Issue 38

By Dr. Al Hadi Msilini, Research Professor at the Higher Institute of Childhood Frames

 

This study concludes that it is important to document and classify Tunisian children's games according to multiple variables, including place, time, area, age, gender, number of participants, tools, and rules. The study also involved analysing each variable individually to arrive at useful findings.

The study then categorised the games according to their most important functions. One of the most important findings is that children's traditional games are characterised by diversity and richness.

The results show that traditional games are more diverse in neighbourhoods and rural areas, and less diverse in Bedouin and mountainous areas. Although the games have many things in common, their functions vary from rural areas to cities and from south to north.

By studying and analysing the internal and external logic of the game, we can identify the most important dimensions and psychological, social and cultural implications. The study also concluded that heritage games are becoming more or less diversified based on the social environment in which they are played. The games are well known in city and country neighbourhoods, and less popular in Bedouin and mountainous areas. At the same time, the way some games are played differs between the countryside and the city, and between the south and the north, although there are often commonalities.

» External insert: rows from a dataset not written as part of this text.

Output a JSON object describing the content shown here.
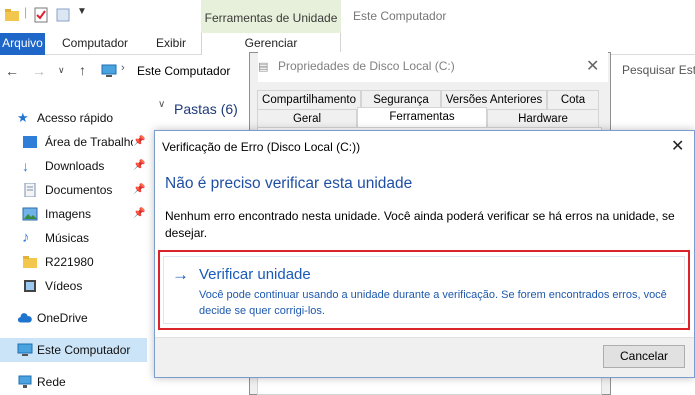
{
  "window": {
    "contextual_tab_group": "Ferramentas de Unidade",
    "title": "Este Computador"
  },
  "ribbon": {
    "tabs": [
      "Arquivo",
      "Computador",
      "Exibir",
      "Gerenciar"
    ]
  },
  "address": {
    "location": "Este Computador",
    "search_placeholder": "Pesquisar Este Computador"
  },
  "nav": {
    "quick_access": "Acesso rápido",
    "items": [
      {
        "label": "Área de Trabalho",
        "icon": "desktop-folder-icon",
        "pinned": true
      },
      {
        "label": "Downloads",
        "icon": "downloads-icon",
        "pinned": true
      },
      {
        "label": "Documentos",
        "icon": "documents-icon",
        "pinned": true
      },
      {
        "label": "Imagens",
        "icon": "pictures-icon",
        "pinned": true
      },
      {
        "label": "Músicas",
        "icon": "music-icon",
        "pinned": false
      },
      {
        "label": "R221980",
        "icon": "folder-icon",
        "pinned": false
      },
      {
        "label": "Vídeos",
        "icon": "videos-icon",
        "pinned": false
      }
    ],
    "onedrive": "OneDrive",
    "this_pc": "Este Computador",
    "network": "Rede"
  },
  "content": {
    "group_header": "Pastas (6)"
  },
  "properties_dialog": {
    "title": "Propriedades de Disco Local (C:)",
    "tabs_row1": [
      "Compartilhamento",
      "Segurança",
      "Versões Anteriores",
      "Cota"
    ],
    "tabs_row2": [
      "Geral",
      "Ferramentas",
      "Hardware"
    ],
    "active_tab": "Ferramentas"
  },
  "error_check_dialog": {
    "title": "Verificação de Erro (Disco Local (C:))",
    "heading": "Não é preciso verificar esta unidade",
    "message": "Nenhum erro encontrado nesta unidade. Você ainda poderá verificar se há erros na unidade, se desejar.",
    "option_title": "Verificar unidade",
    "option_description": "Você pode continuar usando a unidade durante a verificação. Se forem encontrados erros, você decide se quer corrigi-los.",
    "cancel_label": "Cancelar"
  },
  "colors": {
    "accent": "#1a5ab8",
    "highlight_border": "#d9252a",
    "contextual_tab": "#e7f0da",
    "file_tab": "#1e66c8",
    "selected_nav": "#cce4f7"
  }
}
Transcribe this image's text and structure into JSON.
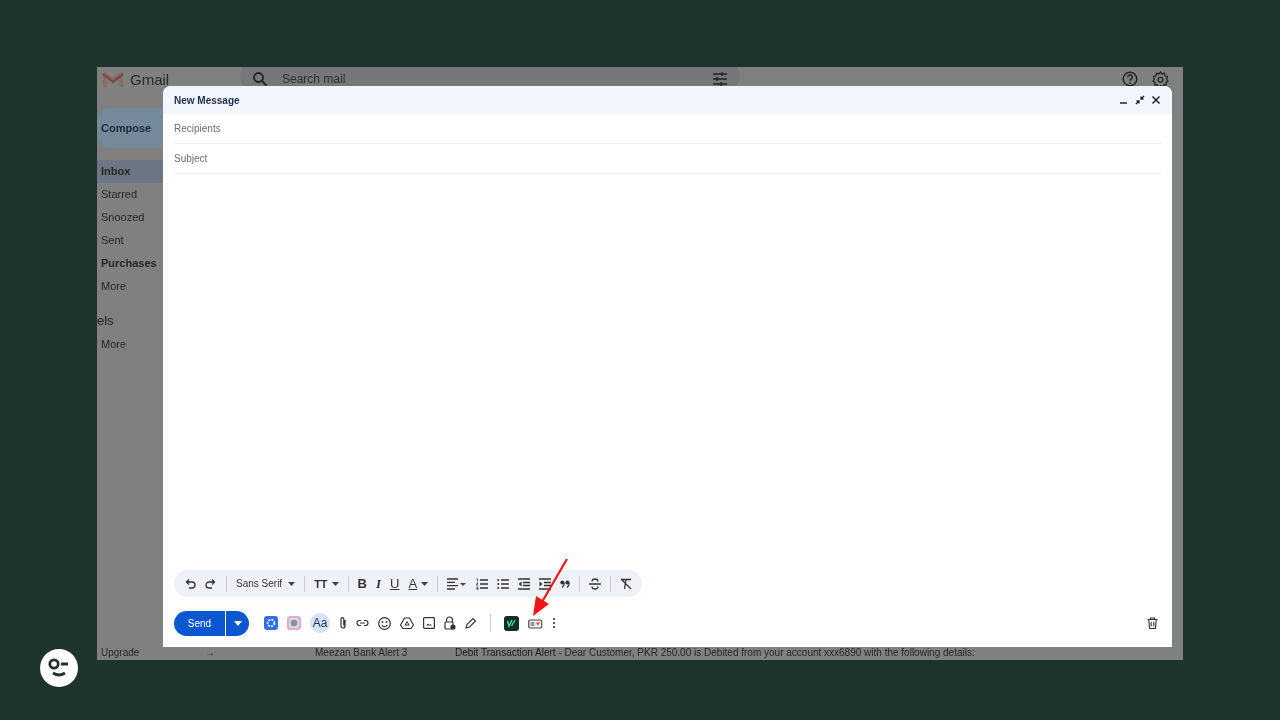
{
  "gmail": {
    "logo_text": "Gmail",
    "search": {
      "placeholder": "Search mail"
    },
    "compose_label": "Compose",
    "nav": [
      {
        "label": "Inbox",
        "selected": true,
        "bold": true
      },
      {
        "label": "Starred",
        "selected": false,
        "bold": false
      },
      {
        "label": "Snoozed",
        "selected": false,
        "bold": false
      },
      {
        "label": "Sent",
        "selected": false,
        "bold": false
      },
      {
        "label": "Purchases",
        "selected": false,
        "bold": true
      },
      {
        "label": "More",
        "selected": false,
        "bold": false
      }
    ],
    "labels_heading": "els",
    "labels_more": "More",
    "bottom_row": {
      "upgrade": "Upgrade",
      "arrow": "→",
      "sender": "Meezan Bank Alert 3",
      "subject": "Debit Transaction Alert",
      "snippet": " - Dear Customer, PKR 250.00 is Debited from your account xxx6890 with the following details:"
    }
  },
  "compose": {
    "title": "New Message",
    "recipients": {
      "placeholder": "Recipients"
    },
    "subject": {
      "placeholder": "Subject"
    },
    "font": "Sans Serif",
    "text_size": "TT",
    "format_letters": [
      "B",
      "I",
      "U",
      "A"
    ],
    "send": "Send",
    "text_style": "Aa"
  }
}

All the examples analysed in this study clearly show the close connection between the way that games are played and cultural characteristics of Tunisian society, as this connection is considered one of the most important elements affecting the upbringing of Tunisian children. These games are of significant social value, because they encourage Tunisian children to become involved in a group and they increase the children’s awareness of the group's values, principles, traditions and norms.

By participating in group games, a child learns how to share happiness, competitiveness and closeness with others. Due to their rules, group games play a role in shaping the child’s behaviour and making him feel responsible to the group. They also instil a respect for other people’s rights.

We studied a conventional society that is strongly associated with its cultural identity. This society emphasises the importance of the group rather than the individual, and people value belonging to a group, which makes their life decisions.

Traditional games have always been a mirror that reflects all aspects and manifestations of a society’s culture. One of the main functions of group games is to preserve the society’s culture and stability. In addition, the common features of Tunisia’s traditional games indicate that the culture is a unified one, which encourages cohesion. These traditional features are also an effective means of transmitting values such as solidarity, diversity and cultural awareness. These features should be protected, studied and developed, because they represent a part of the individual's personality that is inseparable from his cultural identity. 

All the examples analysed in this study clearly illustrate the close interrelationship between the way that games are played and cultural characteristics of Tunisian society, since traditional games are one of the most important factors contributing to children’s socialisation. It follows that these games are of social value and that they generate social returns that encourage the child to become part of the group and to accept collective values, principles, traditions and social norms.

In a group game, a child needs to be engaged so he can learn to share others’ joy, rivalry and loyalty. Team games modify the child’s behaviour and make him more responsible and more observant of the rights of others.